Today is a good example. It is freezing out, and I know that the cold, biting wind will trigger an asthma spell. I am stuck in the house, and it is dirty. (So why are you posting, instead of cleaning???) Glad you asked. I am taking my first rest from cleaning. I will eat part of my breakfast, and post.

So far, I have cleaned counter tops, vacuumed the bedroom and bath, and started rubbing the stove with the Magic Eraser. This is visible stuff (Stage 1): people will see that I have cleaned. After this rest, I will vacuum and sweep the downstairs. I may also triage that, too, depending upon how tired I am. After all, I have to work tonight. There's always tomorrow.

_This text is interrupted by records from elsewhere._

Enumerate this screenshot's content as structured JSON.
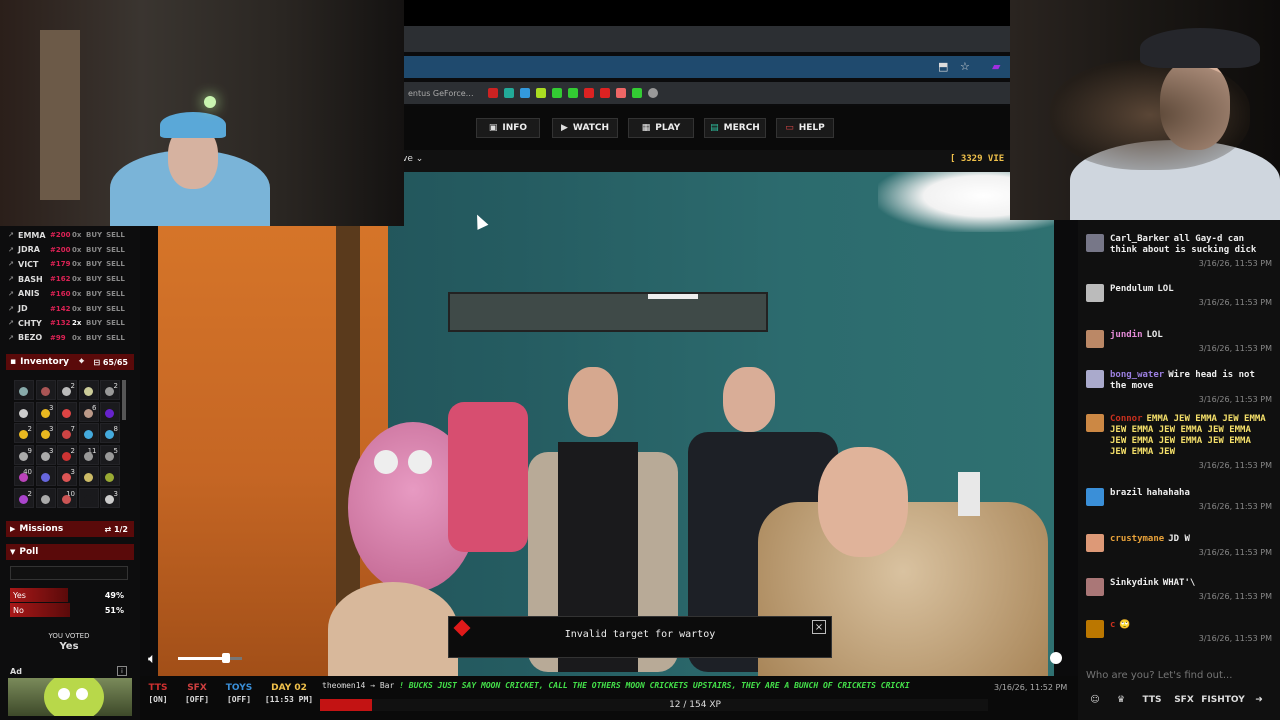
{
  "nav": {
    "info": "INFO",
    "watch": "WATCH",
    "play": "PLAY",
    "merch": "MERCH",
    "help": "HELP"
  },
  "bookmarks_text": "entus GeForce…",
  "subbar": {
    "live_select": "ve",
    "views": "[ 3329 VIE"
  },
  "stocks": [
    {
      "name": "EMMA",
      "price": "#200",
      "qty": "0x",
      "buy": "BUY",
      "sell": "SELL"
    },
    {
      "name": "JDRA",
      "price": "#200",
      "qty": "0x",
      "buy": "BUY",
      "sell": "SELL"
    },
    {
      "name": "VICT",
      "price": "#179",
      "qty": "0x",
      "buy": "BUY",
      "sell": "SELL"
    },
    {
      "name": "BASH",
      "price": "#162",
      "qty": "0x",
      "buy": "BUY",
      "sell": "SELL"
    },
    {
      "name": "ANIS",
      "price": "#160",
      "qty": "0x",
      "buy": "BUY",
      "sell": "SELL"
    },
    {
      "name": "JD",
      "price": "#142",
      "qty": "0x",
      "buy": "BUY",
      "sell": "SELL"
    },
    {
      "name": "CHTY",
      "price": "#132",
      "qty": "2x",
      "buy": "BUY",
      "sell": "SELL"
    },
    {
      "name": "BEZO",
      "price": "#99",
      "qty": "0x",
      "buy": "BUY",
      "sell": "SELL"
    }
  ],
  "inventory": {
    "title": "Inventory",
    "count": "65/65",
    "slots": [
      {
        "badge": "",
        "color": "#8aa"
      },
      {
        "badge": "",
        "color": "#a55"
      },
      {
        "badge": "2",
        "color": "#bbb"
      },
      {
        "badge": "",
        "color": "#cc9"
      },
      {
        "badge": "2",
        "color": "#999"
      },
      {
        "badge": "",
        "color": "#ccc"
      },
      {
        "badge": "3",
        "color": "#e9b820"
      },
      {
        "badge": "",
        "color": "#d44"
      },
      {
        "badge": "6",
        "color": "#b98"
      },
      {
        "badge": "",
        "color": "#62c"
      },
      {
        "badge": "2",
        "color": "#e9b820"
      },
      {
        "badge": "3",
        "color": "#e9b820"
      },
      {
        "badge": "7",
        "color": "#c44"
      },
      {
        "badge": "",
        "color": "#4ad"
      },
      {
        "badge": "8",
        "color": "#4ad"
      },
      {
        "badge": "9",
        "color": "#aaa"
      },
      {
        "badge": "3",
        "color": "#aaa"
      },
      {
        "badge": "2",
        "color": "#c33"
      },
      {
        "badge": "11",
        "color": "#999"
      },
      {
        "badge": "5",
        "color": "#999"
      },
      {
        "badge": "40",
        "color": "#b4b"
      },
      {
        "badge": "",
        "color": "#66d"
      },
      {
        "badge": "3",
        "color": "#d55"
      },
      {
        "badge": "",
        "color": "#cb6"
      },
      {
        "badge": "",
        "color": "#9a3"
      },
      {
        "badge": "2",
        "color": "#a4c"
      },
      {
        "badge": "",
        "color": "#aaa"
      },
      {
        "badge": "10",
        "color": "#c55"
      },
      {
        "badge": "",
        "color": "#1a1a1d"
      },
      {
        "badge": "3",
        "color": "#ccc"
      }
    ]
  },
  "missions": {
    "title": "Missions",
    "count": "1/2"
  },
  "poll": {
    "title": "Poll",
    "options": [
      {
        "label": "Yes",
        "pct": "49%",
        "fill": 0.49
      },
      {
        "label": "No",
        "pct": "51%",
        "fill": 0.51
      }
    ],
    "voted_label": "YOU VOTED",
    "voted_value": "Yes"
  },
  "ad": {
    "label": "Ad",
    "info": "i"
  },
  "toast": {
    "text": "Invalid target for wartoy",
    "close": "×"
  },
  "status": {
    "tts": {
      "label": "TTS",
      "state": "[ON]"
    },
    "sfx": {
      "label": "SFX",
      "state": "[OFF]"
    },
    "toys": {
      "label": "TOYS",
      "state": "[OFF]"
    },
    "day": {
      "label": "DAY 02",
      "time": "[11:53 PM]"
    }
  },
  "ticker": {
    "user": "theomen14",
    "arrow": "→",
    "target": "Bar",
    "message": "! BUCKS JUST SAY MOON CRICKET, CALL THE OTHERS MOON CRICKETS UPSTAIRS, THEY ARE A BUNCH OF CRICKETS CRICKI",
    "time": "3/16/26, 11:52 PM"
  },
  "xp": {
    "text": "12 / 154 XP",
    "fraction": 0.078
  },
  "chat": [
    {
      "user": "Carl_Barker",
      "color": "#eee",
      "text": "all Gay-d can think about is sucking dick",
      "ts": "3/16/26, 11:53 PM",
      "av": "#778"
    },
    {
      "user": "Pendulum",
      "color": "#eee",
      "text": "LOL",
      "ts": "3/16/26, 11:53 PM",
      "av": "#bbb"
    },
    {
      "user": "jundin",
      "color": "#e58bd8",
      "text": "LOL",
      "ts": "3/16/26, 11:53 PM",
      "av": "#b86"
    },
    {
      "user": "bong_water",
      "color": "#9b7fe0",
      "text": "Wire head is not the move",
      "ts": "3/16/26, 11:53 PM",
      "av": "#aac"
    },
    {
      "user": "Connor",
      "color": "#c9301e",
      "text": "EMMA JEW EMMA JEW EMMA JEW EMMA JEW EMMA JEW EMMA JEW EMMA JEW EMMA JEW EMMA JEW EMMA JEW",
      "ts": "3/16/26, 11:53 PM",
      "av": "#c84",
      "textcolor": "#f5e06a"
    },
    {
      "user": "brazil",
      "color": "#eee",
      "text": "hahahaha",
      "ts": "3/16/26, 11:53 PM",
      "av": "#3a8fd8"
    },
    {
      "user": "crustymane",
      "color": "#e8a23a",
      "text": "JD W",
      "ts": "3/16/26, 11:53 PM",
      "av": "#d97"
    },
    {
      "user": "Sinkydink",
      "color": "#eee",
      "text": "WHAT'\\",
      "ts": "3/16/26, 11:53 PM",
      "av": "#a77"
    },
    {
      "user": "c",
      "color": "#c9301e",
      "text": "🙄",
      "ts": "3/16/26, 11:53 PM",
      "av": "#b70"
    }
  ],
  "chat_input": {
    "placeholder": "Who are you? Let's find out..."
  },
  "chat_buttons": {
    "tts": "TTS",
    "sfx": "SFX",
    "fishtoy": "FISHTOY"
  }
}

And that is it. Which brings us to:

2--Nearly every job has a surface (effective) result and a deeper (well-done) result. Later this week I will tackle the deeper clean. I will vacuum-dust and wipe mirrors and windows. This is necessary because of the asthma, or maybe it wouldn't even get done. It is Stage 2. I won't put away the rest of the Christmas stuff. That is Stage 2 for weekend. I put away a few of the most visible Christmas last weekend for Stage 1.

I will not steam-clean carpets or clean the basement. If I didn't have Christmas to stow, they might be Stage 3.

Cheating? Cheap tricks? I hope so. It's gotten me through a decade of Relapsing-Remitting MS, including raising two daughters, while cleaning up after a gardener.

BTW, open the blinds and let in the light. Even on a gray day. Especially on a gray day. If you don't have to clean, dress warmly and take a short walk. With the dog. Or with a cane. Or with a friend or relative. Or take the car to a park to sit a bit. Seasonal Affective Disorder is rife right now in the colder climes. And it's worse for shut-ins. If you can get out at all, do so, even if you don't feel like it.

God Bless.

Little Pond

Monday, January 08, 2007

Gray day, gray health, gray mood.

But not the darkest! It is indeed a very gray day. I slept in until 8:00 on the strength of the dim light. But my health is improving. Still seem to have a cold, but just a cold. Just the tiresome little headache and runny nose and plugged ears.

Husband RJ has a mild flu. THE flu, but milder because of the shot. He went to work one day for a meeting. Wrong move! Surrounded by flu victims hyper from medicines. They would not let him leave, buttonholing him as he ran for the door.

I have a cold, but RJ has aches, fever, exhaustion, and dry, hacky cough. I've been walking, blogging, playing video games, and he, well, he's been moping.

Hurray for moping! After all, it could have been deathly ill, flat-out in bed, with vomiting and diarrhea.

We believe in flu shots. And it is still not too late to get one. We've gotten them in January in the past and have been able to avoid the mess that inevitably comes up in February and March around here.

Some day I'll tell you about the pregnancy that was highlighted by three successive bouts of the flu. And yes, all were the flu, verified by a doctor, separated by four weeks of recuperation. I was young, thank heavens.

Hugs, but no kiss. Not till the nose stops running.

Little Pond

Monday, January 01, 2007

First Things First Redux

Let's start the New Year with our new friends.

If you are a new visitor or even a relative newbie to Multiple Sclerosis, you probably ought to start here. It's not my first post, but the first one I composed with the new reader in mind.

Good Luck and God Bless You.

And a very Happy and Healthier New Year to all my old friends!


Little Pond